Medidata has been getting more involved with Computer Science NYC, both from a funding and potential job or internship perspective. This is another organization that is bringing computer science learning to all of the schools in the city. We have also worked with the New York Academy of Science on their junior challenge.

Around the world, we are focused on providing support to local communities, where our employees live and work. Our global outreach is driven by things like disaster relief and volunteerism, and we match donations made by employees in every region.

You are known to be results-oriented and to track everything you do. On the philanthropic side, how critical is it to have metrics to track the work of the foundation and the impact you’re having?

Metrics are important, but a leap of faith is also important. We can’t turn everything into metrics.

If we think about social responsibility, it can’t just be metric and financially driven. We understand this at Medidata, and it speaks to our culture, which means we have people who care. Sometimes, we have to go with our gut and do what we think is right, even if we might not be able to quantify the impact.

Is there understanding with boards today as to how critical it is to attract talent looking to work for companies that have purpose as a part of their culture?

I can speak for my board and yes, they understand it. They are 100 percent supportive of it because it’s good for the company, and that means it’s good for top line and bottom line.

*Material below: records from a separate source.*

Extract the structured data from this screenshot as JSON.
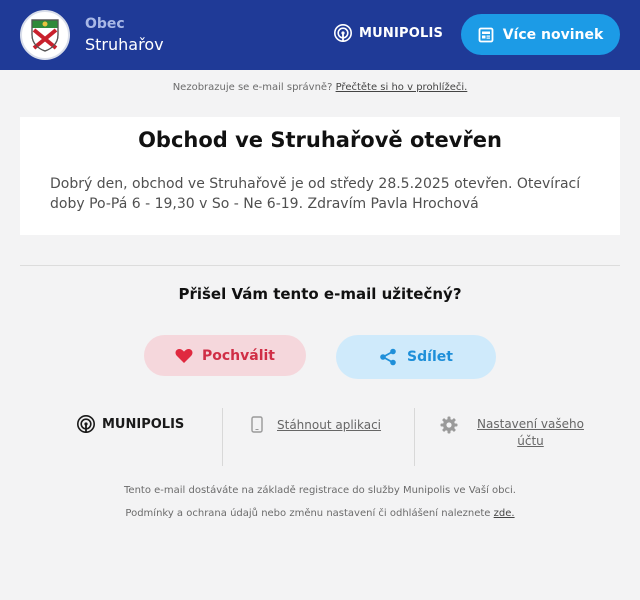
{
  "header": {
    "org_kicker": "Obec",
    "org_name": "Struhařov",
    "brand": "MUNIPOLIS",
    "more_news_label": "Více novinek",
    "crest_icon": "municipality-crest-icon",
    "brand_icon": "munipolis-signal-icon",
    "more_news_icon": "news-icon"
  },
  "preheader": {
    "text": "Nezobrazuje se e-mail správně?",
    "link": "Přečtěte si ho v prohlížeči."
  },
  "message": {
    "title": "Obchod ve Struhařově otevřen",
    "body": "Dobrý den, obchod ve Struhařově je od středy 28.5.2025 otevřen. Otevírací doby Po-Pá 6 - 19,30 v So - Ne 6-19. Zdravím Pavla Hrochová"
  },
  "feedback": {
    "question": "Přišel Vám tento e-mail užitečný?",
    "praise_label": "Pochválit",
    "share_label": "Sdílet",
    "praise_icon": "heart-icon",
    "share_icon": "share-icon"
  },
  "footer_links": {
    "brand": "MUNIPOLIS",
    "app_label": "Stáhnout aplikaci",
    "settings_label": "Nastavení vašeho účtu",
    "app_icon": "phone-icon",
    "settings_icon": "gear-icon"
  },
  "footer": {
    "line1": "Tento e-mail dostáváte na základě registrace do služby Munipolis ve Vaší obci.",
    "line2": "Podmínky a ochrana údajů nebo změnu nastavení či odhlášení naleznete",
    "line2_link": "zde."
  },
  "colors": {
    "header_bg": "#1f3a97",
    "accent_blue": "#1c9be6",
    "praise_bg": "#f5d7dc",
    "praise_text": "#d02e46",
    "share_bg": "#cfeafb",
    "share_text": "#1e8fd9"
  }
}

If we have highly motivated employees that feel good about our organization and how we deal with broader social issues, we’ll have a more engaged and committed workforce.

At day’s end, if we’re running a highly automated robotic organization where we don’t have human beings involved, the social responsibility piece will not have an impact.

At Medidata, we know that we’re dependent on our employees for our success. Their values define our organization, so we have to take purpose into account. For us, the ROI is enormous.

With the kind of work this company has done from the start, you seem to attract people who have that desire to give back already within themselves.

It’s part of our DNA. It makes it easier because if we’re not living up to the expectations we and our industry set in a broader sense, if we’re just focused on the business, then it rings hollow. On the one hand, we work with our customers to help them deliver better drugs, but if we’re then not living up to the other aspects of our broader social responsibility, people see through that.

When it comes to having true impact, is this going to be driven by the private sector and business? What are the right ingredients to address these issues?

It will come back to the public/private partnership. If it’s all private, we get into discussions as to the right metrics and how they are measured.

There are broader societal issues that can’t be addressed if the vested interest comes purely from the private sector. This is why social institutions are formed. However, if it’s all being done publicly, that drives inefficiencies. There is an important system of checks and balances created by public and private sectors working together.

How important is it to communicate the successes to your people in this regard?

We don’t do it enough because there isn’t enough time, but talking about success is important.

The forum we try to use to do this is our quarterly town halls, where we talk about bigger issues associated with the company. In between these events, we maintain an ongoing dialogue via our company intranet, Medidata Express, which serves as a great communication vehicle for employees to stay informed on news and engage with colleagues.

Twice a year, we also host parties throughout the world and let our employees have a good time and remind them how much we value them and the work they do.